It gets even clearer with how God orchestrated the love between Jacob and Rachel. They meet at Rachel’s daily well, where she waters her Dad’s flocks. Jacob’s just happens upon this very well after a long journey to meet her father, Laban. They were so taken up with each other, right from the start, that God gave Jacob the strength to roll away the stone covering the well all by himself, so all the various flocks may be quickly watered and they can be alone and share their ‘like you mean it’ kiss of a lifetime which leaves Jacob surrendered and crying for joy (Genesis 28, particularly verse 10).
I think in this modern age of endless choices a whole generation and a half of us (anyone come of age after 1960 say) seem to have a great difficulty in accepting and internalizing the idea of two people brought together by God, allotted and assigned to each other for one marriage, for better or worse, for their whole lives.
It’s a radical notion, but then again so is the notion of staying single to serve God, and so is the idea of everlasting love itself.
Think of all the married relationships that could have been saved if one or both parties to the marriage remembered that it was the Holy Spirit of God that likely brought them together (perhaps 10% of marriages are off from the get go), and then it was by the grace of God that they did the whole wedding and family thing.
A wise father toasted his newly married daughter this way “You have to believe that the Lord put you together in the first place.” (“Modern Love” NYT, by Sarah Healy. Oct. 30, 2011 p. 6.)
Think of Hosea forgiving his wandering wife Gomer. Think of Gerald Ford staying with Betty, before the clinic. Think of the aging spouse with all his faculties staying with a spouse who has dementia, after a pastor says it’s OK to leave.

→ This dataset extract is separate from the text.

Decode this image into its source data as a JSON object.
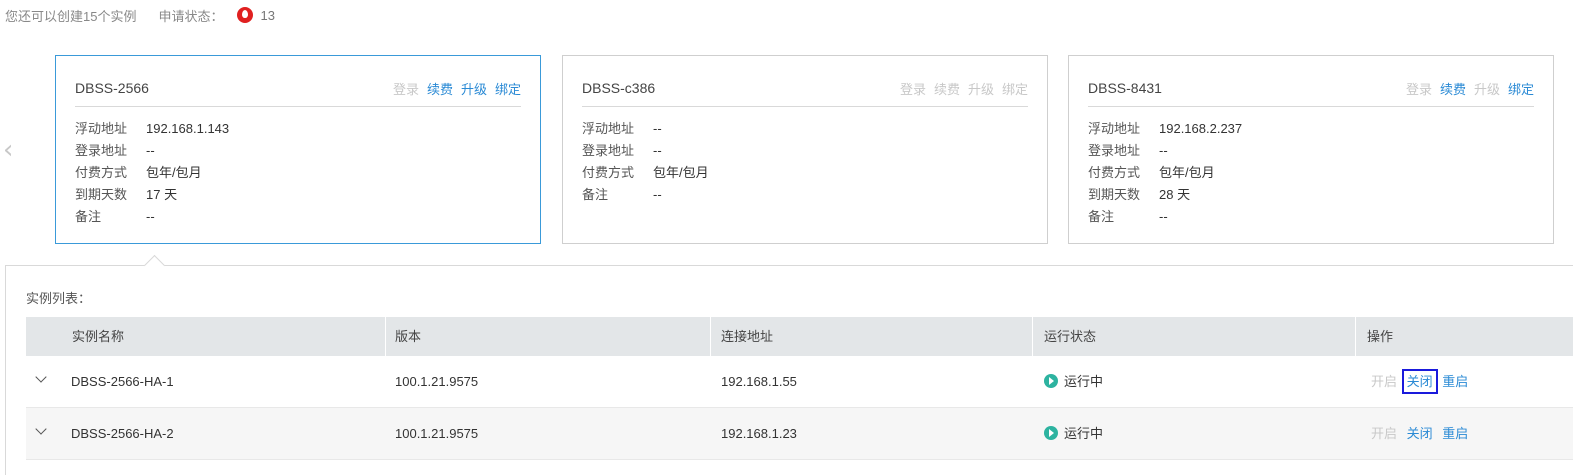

I’m glad Register has embarked on this sort of cheesy new feature on matchmaking. It serves to remind us Christian folks that God does it better than anyone. It also prompts all of us to remember the various relationships we have received from God, and to internalize that these are often the most fertile and ripe faith fields, where we often reap just what we sow.